__Task to carry out__. Scan the records for the word "badge". Return each line where it is found.

__Given entries__.

□ □ □

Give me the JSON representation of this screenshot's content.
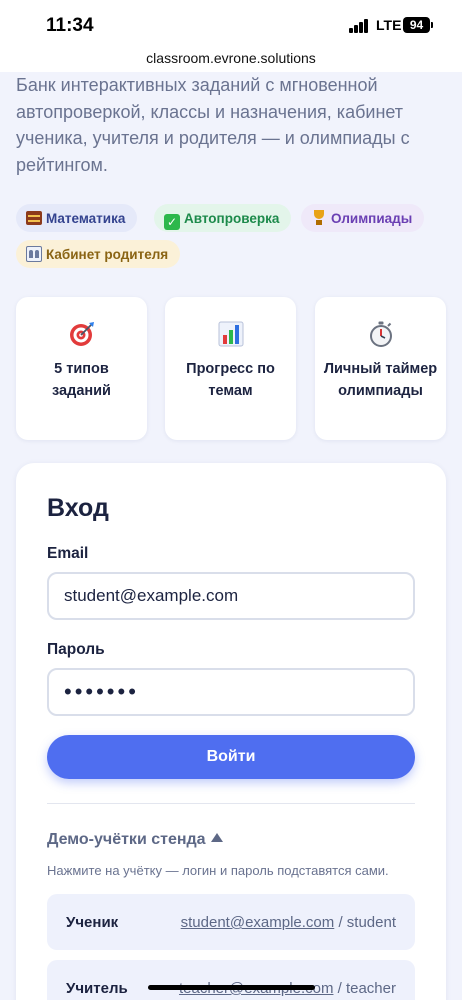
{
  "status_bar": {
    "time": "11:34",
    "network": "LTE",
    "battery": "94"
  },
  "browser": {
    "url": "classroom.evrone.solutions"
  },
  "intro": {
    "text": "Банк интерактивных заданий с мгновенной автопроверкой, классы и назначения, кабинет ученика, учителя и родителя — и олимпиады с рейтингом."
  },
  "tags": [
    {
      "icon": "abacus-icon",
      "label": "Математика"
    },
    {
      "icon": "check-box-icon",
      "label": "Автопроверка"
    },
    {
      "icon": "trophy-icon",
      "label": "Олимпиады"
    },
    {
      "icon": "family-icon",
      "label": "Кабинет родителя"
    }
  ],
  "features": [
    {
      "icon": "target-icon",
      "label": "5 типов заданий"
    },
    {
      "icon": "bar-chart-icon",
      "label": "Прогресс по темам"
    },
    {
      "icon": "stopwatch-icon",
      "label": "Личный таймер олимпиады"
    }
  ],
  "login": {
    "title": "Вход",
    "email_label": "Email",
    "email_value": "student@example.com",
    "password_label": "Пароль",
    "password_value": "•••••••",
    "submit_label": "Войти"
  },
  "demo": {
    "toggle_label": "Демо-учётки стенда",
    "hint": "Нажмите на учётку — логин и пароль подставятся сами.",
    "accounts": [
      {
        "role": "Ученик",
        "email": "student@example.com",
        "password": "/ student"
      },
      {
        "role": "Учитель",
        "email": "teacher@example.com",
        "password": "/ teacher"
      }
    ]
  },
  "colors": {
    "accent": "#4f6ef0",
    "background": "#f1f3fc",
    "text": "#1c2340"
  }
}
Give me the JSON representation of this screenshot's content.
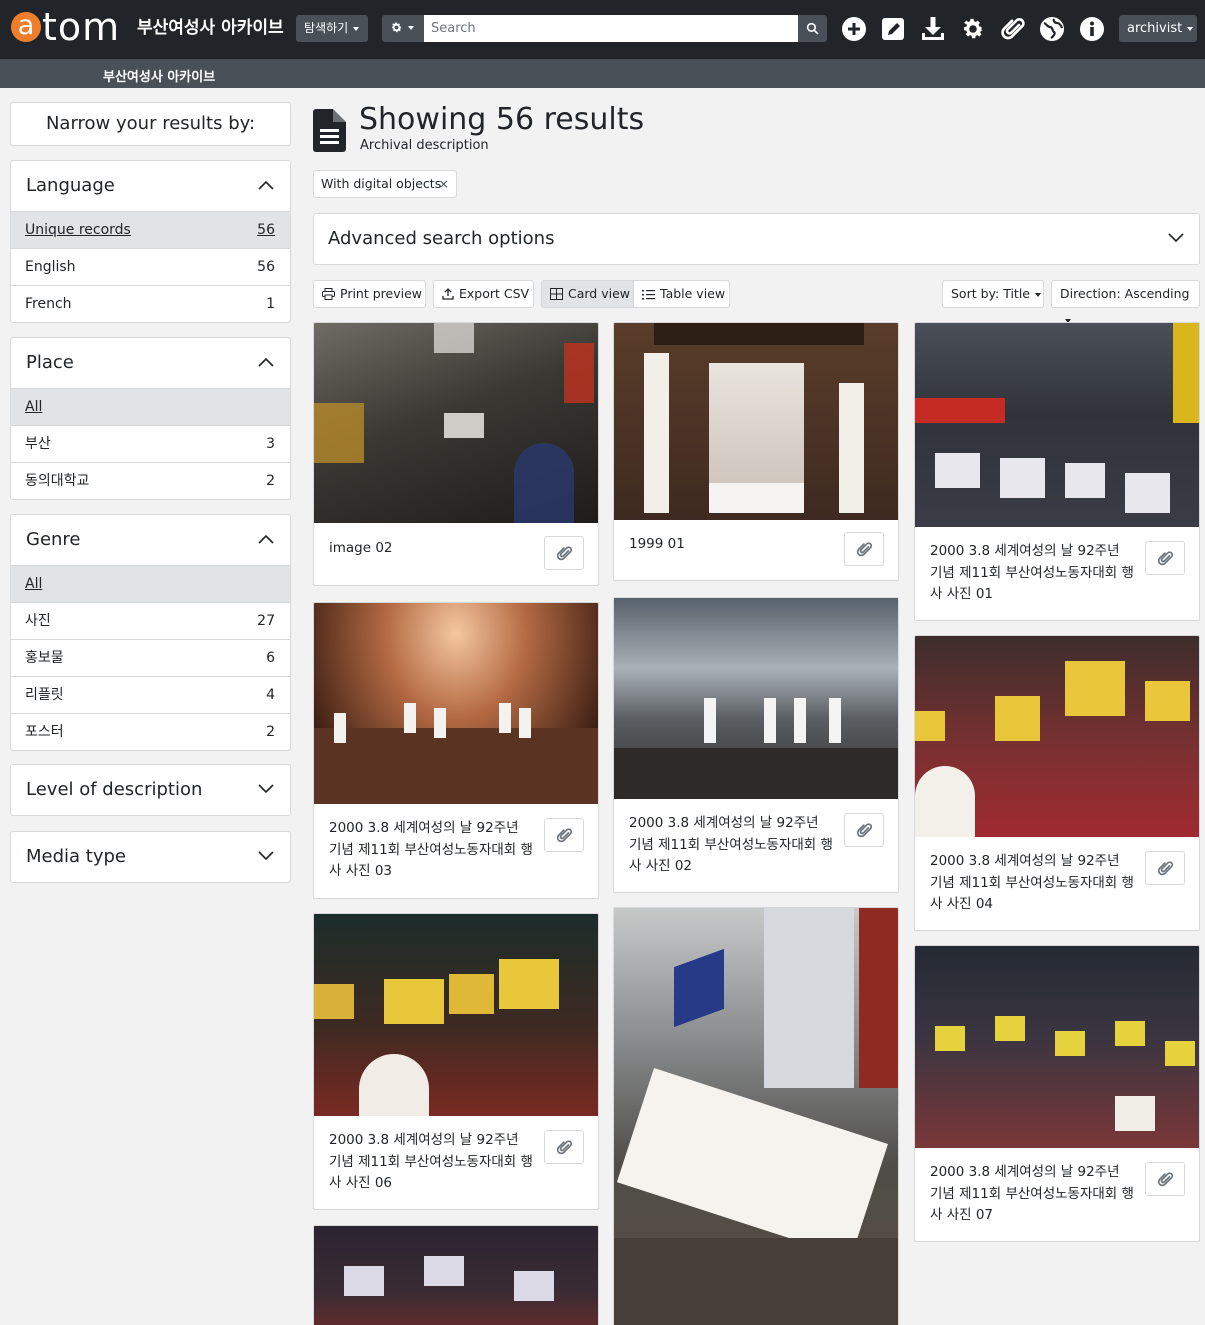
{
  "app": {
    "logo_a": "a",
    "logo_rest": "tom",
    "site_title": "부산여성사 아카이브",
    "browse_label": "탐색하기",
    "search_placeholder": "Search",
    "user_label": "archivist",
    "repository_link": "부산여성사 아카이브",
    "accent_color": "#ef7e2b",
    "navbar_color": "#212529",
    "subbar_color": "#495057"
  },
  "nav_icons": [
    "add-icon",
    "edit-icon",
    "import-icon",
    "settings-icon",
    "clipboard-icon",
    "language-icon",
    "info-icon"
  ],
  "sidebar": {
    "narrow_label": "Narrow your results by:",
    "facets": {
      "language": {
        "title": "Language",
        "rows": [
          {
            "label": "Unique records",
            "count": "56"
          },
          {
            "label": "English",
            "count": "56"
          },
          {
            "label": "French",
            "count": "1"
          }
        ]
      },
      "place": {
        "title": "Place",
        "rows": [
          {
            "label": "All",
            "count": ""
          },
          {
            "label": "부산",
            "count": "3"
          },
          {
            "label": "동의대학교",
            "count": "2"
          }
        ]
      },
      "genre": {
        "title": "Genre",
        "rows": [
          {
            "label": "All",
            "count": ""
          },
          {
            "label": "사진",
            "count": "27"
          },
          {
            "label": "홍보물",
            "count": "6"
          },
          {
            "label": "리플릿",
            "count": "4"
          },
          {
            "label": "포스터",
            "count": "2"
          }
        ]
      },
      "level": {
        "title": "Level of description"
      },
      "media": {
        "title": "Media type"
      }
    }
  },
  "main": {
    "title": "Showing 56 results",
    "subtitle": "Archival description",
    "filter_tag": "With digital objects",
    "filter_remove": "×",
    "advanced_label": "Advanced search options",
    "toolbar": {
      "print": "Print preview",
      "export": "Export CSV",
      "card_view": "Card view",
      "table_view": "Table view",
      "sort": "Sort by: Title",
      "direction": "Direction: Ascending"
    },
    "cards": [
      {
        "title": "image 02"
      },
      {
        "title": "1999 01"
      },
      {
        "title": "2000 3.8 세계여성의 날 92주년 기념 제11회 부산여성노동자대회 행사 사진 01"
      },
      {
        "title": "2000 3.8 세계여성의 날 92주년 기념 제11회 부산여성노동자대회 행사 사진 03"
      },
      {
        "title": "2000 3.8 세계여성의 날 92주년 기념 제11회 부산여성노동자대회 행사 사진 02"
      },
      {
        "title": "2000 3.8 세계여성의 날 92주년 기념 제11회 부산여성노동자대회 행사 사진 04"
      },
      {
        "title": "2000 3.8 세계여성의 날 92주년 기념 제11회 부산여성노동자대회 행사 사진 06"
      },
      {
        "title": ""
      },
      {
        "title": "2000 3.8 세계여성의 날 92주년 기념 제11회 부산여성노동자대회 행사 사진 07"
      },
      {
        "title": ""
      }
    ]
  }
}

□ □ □

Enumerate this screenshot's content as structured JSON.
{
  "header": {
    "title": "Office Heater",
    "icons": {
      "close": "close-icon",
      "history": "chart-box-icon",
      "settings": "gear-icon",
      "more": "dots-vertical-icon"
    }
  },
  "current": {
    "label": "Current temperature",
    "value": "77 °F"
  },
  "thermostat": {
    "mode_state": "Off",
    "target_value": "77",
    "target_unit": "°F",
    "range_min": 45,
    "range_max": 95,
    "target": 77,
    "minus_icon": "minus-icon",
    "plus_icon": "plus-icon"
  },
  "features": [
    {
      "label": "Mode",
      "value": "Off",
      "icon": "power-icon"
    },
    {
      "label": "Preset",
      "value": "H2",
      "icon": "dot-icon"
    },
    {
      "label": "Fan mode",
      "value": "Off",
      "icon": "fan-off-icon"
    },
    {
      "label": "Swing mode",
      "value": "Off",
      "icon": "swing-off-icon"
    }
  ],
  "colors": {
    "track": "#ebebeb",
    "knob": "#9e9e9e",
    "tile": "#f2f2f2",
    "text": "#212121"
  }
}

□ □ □

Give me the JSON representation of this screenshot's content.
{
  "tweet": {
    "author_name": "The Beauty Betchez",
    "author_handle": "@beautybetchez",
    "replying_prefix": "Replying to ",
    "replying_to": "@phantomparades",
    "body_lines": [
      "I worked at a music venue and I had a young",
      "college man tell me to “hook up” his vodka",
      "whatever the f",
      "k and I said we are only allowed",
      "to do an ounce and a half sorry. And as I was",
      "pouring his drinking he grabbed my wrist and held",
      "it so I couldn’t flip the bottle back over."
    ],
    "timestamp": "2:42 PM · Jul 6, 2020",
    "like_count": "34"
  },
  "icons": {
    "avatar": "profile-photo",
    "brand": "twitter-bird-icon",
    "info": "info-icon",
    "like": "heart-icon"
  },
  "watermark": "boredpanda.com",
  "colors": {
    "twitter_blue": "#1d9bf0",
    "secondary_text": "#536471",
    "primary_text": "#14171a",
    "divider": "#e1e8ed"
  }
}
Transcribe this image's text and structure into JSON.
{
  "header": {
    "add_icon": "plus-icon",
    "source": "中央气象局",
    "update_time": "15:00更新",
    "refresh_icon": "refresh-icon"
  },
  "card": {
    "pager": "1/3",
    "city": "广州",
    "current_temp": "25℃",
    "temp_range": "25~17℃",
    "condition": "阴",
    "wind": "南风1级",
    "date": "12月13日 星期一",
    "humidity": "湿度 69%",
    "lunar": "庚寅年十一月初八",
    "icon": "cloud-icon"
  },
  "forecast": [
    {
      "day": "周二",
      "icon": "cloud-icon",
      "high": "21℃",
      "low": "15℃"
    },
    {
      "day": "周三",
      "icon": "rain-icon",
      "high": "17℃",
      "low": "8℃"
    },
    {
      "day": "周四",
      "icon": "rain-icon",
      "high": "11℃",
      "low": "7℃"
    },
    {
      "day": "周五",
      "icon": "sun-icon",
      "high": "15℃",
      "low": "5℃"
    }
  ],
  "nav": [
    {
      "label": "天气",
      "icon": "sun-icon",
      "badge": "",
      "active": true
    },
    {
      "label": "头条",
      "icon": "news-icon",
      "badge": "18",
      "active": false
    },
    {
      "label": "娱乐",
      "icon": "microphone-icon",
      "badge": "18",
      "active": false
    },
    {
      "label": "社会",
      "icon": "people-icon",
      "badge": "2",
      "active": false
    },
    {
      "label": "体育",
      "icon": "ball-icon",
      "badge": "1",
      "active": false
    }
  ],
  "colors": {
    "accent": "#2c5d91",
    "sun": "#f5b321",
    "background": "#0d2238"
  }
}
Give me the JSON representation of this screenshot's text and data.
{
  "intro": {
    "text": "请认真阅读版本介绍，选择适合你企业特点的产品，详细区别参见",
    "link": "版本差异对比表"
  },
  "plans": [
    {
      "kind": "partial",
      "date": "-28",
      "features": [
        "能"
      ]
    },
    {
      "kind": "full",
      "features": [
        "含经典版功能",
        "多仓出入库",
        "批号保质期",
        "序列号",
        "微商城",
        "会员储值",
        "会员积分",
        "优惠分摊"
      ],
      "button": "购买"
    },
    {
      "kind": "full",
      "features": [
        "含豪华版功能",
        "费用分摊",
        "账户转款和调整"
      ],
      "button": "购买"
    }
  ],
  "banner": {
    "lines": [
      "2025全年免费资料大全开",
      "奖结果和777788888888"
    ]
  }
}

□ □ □

__Exercise response__.
      "badge": "",
      "badge": "18",
      "badge": "18",
      "badge": "2",
      "badge": "1",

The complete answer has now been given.